Young Syrian refugees are brimming with potential, but lack the educational and livelihood pathways through which to channel their energy and aspirations. As the international community looks for ways to end the violence in the region, it must not overlook the plight or the potential of these children.
Worldwide, nearly 800 women die every day due to mostly preventable causes related to pregnancy and childbirth. More than half of these deaths occur in fragile states torn by armed conflict and generalized violence.
European Union leaders gathered today for an emergency summit to discuss a concerted response to the humanitarian disaster unfolding in the Mediterranean Sea. As a former officer serving aboard an Italian Navy warship deployed in Operation Mare Nostrum in November 2013, Giacomo Persi Paoli is well aware of the challenges.
To avoid further resentment and restrictions on Syrians desperate to escape their war-torn country, as well as the instability such attitudes generate, the international community must work with host governments to increase and highlight the benefits refugee populations can bring to neighboring states.
At least half of Syrian refugee children aren't in school. Those who are face risks to the quality of education they receive, a risk they share with host-country children. But by making long-term investments, the international community can help ensure education isn't another casualty of the war.

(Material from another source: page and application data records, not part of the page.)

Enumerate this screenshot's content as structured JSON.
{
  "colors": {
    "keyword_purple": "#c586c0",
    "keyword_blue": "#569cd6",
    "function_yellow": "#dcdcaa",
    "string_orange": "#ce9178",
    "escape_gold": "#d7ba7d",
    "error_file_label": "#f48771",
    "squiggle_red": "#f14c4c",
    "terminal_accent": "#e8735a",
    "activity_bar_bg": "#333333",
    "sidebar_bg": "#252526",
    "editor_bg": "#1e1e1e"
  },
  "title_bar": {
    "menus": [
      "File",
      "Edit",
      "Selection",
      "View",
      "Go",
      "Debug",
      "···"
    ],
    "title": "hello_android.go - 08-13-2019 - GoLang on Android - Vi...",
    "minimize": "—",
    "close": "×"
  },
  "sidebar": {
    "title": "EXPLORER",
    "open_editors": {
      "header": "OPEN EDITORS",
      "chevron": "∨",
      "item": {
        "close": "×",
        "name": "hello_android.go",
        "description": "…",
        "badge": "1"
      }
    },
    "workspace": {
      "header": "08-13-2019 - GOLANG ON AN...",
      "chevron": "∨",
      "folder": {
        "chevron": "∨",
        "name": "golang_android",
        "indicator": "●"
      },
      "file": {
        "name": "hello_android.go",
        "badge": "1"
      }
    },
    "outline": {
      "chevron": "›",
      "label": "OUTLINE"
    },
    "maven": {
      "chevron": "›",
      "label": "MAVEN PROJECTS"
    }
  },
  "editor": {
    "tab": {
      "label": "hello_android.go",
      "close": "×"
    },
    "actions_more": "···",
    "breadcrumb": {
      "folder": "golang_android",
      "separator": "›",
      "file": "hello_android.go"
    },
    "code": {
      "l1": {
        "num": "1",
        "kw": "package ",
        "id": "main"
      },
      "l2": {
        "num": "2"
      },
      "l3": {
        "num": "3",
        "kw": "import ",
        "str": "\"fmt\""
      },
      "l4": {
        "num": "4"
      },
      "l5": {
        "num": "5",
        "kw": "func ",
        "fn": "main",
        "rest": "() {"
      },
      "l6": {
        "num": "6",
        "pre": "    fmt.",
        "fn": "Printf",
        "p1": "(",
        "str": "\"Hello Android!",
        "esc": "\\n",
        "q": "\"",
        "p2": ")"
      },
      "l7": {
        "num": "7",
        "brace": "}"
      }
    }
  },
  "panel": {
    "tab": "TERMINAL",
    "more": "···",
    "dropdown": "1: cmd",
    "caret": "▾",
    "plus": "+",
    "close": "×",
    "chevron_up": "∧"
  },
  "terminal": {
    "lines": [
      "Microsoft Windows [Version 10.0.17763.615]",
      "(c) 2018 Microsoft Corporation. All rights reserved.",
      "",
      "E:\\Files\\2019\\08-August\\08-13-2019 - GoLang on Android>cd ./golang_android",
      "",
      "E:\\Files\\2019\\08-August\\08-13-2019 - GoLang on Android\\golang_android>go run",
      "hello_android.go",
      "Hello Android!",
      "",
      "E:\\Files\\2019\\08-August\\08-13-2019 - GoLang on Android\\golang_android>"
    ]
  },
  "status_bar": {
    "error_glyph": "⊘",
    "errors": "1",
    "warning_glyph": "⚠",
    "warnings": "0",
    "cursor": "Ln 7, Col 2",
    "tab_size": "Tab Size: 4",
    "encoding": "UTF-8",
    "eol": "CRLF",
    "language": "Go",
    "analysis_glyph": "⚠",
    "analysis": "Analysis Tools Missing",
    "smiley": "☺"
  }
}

The Syrian conflict, now in its fourth year, has been the main contributor to the largest refugee crisis since the 1994 Rwandan genocide—and the problem can be expected to get worse as the fighting continues.